I avoided writing this post for a long time, mainly because I didn’t want to join a dogpile of performative messages about dumping Basecamp. However, in light of their recent rebrand back to 37signals and because I’ve been an open advocate of Basecamp in the past, I wanted to clarify where I stand.
I like opinionated software.
I like opinionated developers.
But I recognize that, especially today, the right to hold an opinion shouldn’t shield you from the impact your opinion might have on your company or on your community.
For fifteen years, I held the opinion that Basecamp was my favorite project management tool. I’ve never said “the best,” because (as a piece of legendarily opinionated software) it didn’t even want to be good at some things. I just knew it was the best for the way I wanted to work.
Basecamp could be pretty polarizing, especially when onboarding clients into the system. Most of our clients at Johns & Taylor are what developers would call “non-technical.” If we’re asking them to adopt our preferred system, it’s got to be easy to use, easy to understand, and relatively lightweight. Basecamp always fit the bill.
When the Basecamp team (who had already changed their name from 37signals to focus on project management) announced HEY, I jumped in early. It reminded me of when Gmail first hit the market.

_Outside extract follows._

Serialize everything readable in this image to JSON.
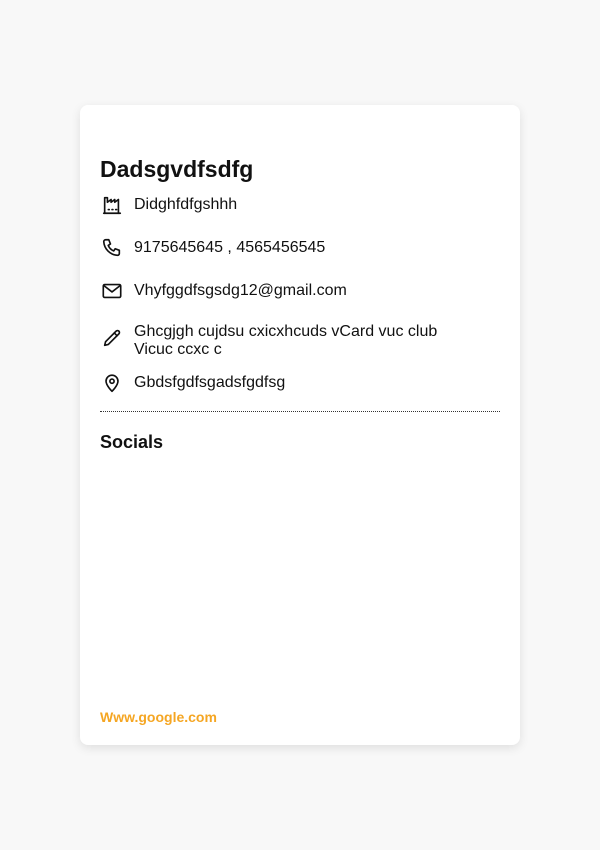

I could watch my now-lightweight inbox fill with notes from folks who had also dropped into the hey.com user base. When the platform added newsletter and blogging tools, I almost moved my personal site and lists to their platform.
Beyond my own satisfaction with Basecamp as a product, I evangelized Basecamp as a company. I included copies of their books as part of our own employees’ professional development programs. We even adopted portions of Basecamp’s open-sourced employee handbook into our own Johns & Taylor staff onboarding program.
Then it all blew up.
Last spring, news trickled onto social media that Basecamp implemented a “no politics at work” policy. At first, it looked like an attempt to set boundaries around political speech on internal discussion forums.
What it concealed, at its core, was a company culture that had stifled legitimate criticism of racist activities (like keeping a list of customers with “funny names”) and shut down attempts to formalize diversity, equity, and inclusion programs.
I’ve always felt it important to work with vendors that align with your values. I also recognize that you’re never going to agree 100% of the time with 100% of the people that work at any given company.
However, when you’re using such a forward-facing set of products to represent your own business to your customers, you’re going to inherit their problems. If clients have to log in to a project management tool that’s co-branded with our company logo, they shouldn’t have to wonder if we’re also sharing values (or problems).
As a team, we quickly agreed to decamp from Basecamp. I revisited notes from all of the project management vendors who’d pitched us over the years.
- Product A had champions among our client base, but required a steep learning curve for our team. We’d have spent three months just getting our to-do lists into shape.
- Product J is lovely and lightweight. Engineers on our team and among our clients adore it. Our non-technical clients generally hated it.
- Product C looked appealing, but all of its marketing and support documentation espoused extreme hustle culture—I couldn’t send a message to our team that we were endorsing that behavior, either.
And then we tried Teamwork.
It’s a delightful suite of project management and support tools, supported by a delightful group of people who are mostly based around Cork, Ireland—near one of my favorite places in the world.
It reminds me quite a bit of the look-and-feel of Basecamp 2, but in a multiverse where the 37signals team had doubled down on flexible bulk task editing and reporting instead of pivoting into the minimalism of Basecamp 3. Integrating Teamwork CRM and Desk into our organization solved a bunch of other issues for our company, while eliminating the need for all the Zapier zaps we used to keep Basecamp talking to some of our other tools.
It turned out to be a major win for us.
On the personal side, I stopped using my personal hey.com address and my personal e-mail to iCloud, this time hooked up to Sanebox to handle separating automated messages from the real human engagement I wanted to keep in my inbox. As much as I loved the HEY feature set, I couldn’t deal with the blowback from friends and clients who wondered whether my use of a hey.com address signaled solidarity with Basecamp leadership.
(I get the potential dissonance here, since Apple’s also problematic in its own ways. I still have a few bones to pick with my former employer. However, I think those issues aren’t nearly as showstopping as those that came to light during the Basecamp exodus. Besides, leaning on my own domain more means I’m free to move my personal e-mail anywhere I like later on.)
I’m glad that Jason and DHH offered severance to employees who no longer wanted to work in an environment that turned out to be toxic. And I take them at face value when they say they’re sorry.
I’m even more glad that, thanks to Teamwork’s clever migration tools and support team, we made the migration over a weekend and our clients experienced no issues moving with us to the new system. I’ve even got one more place to visit the next time I’m in Ireland.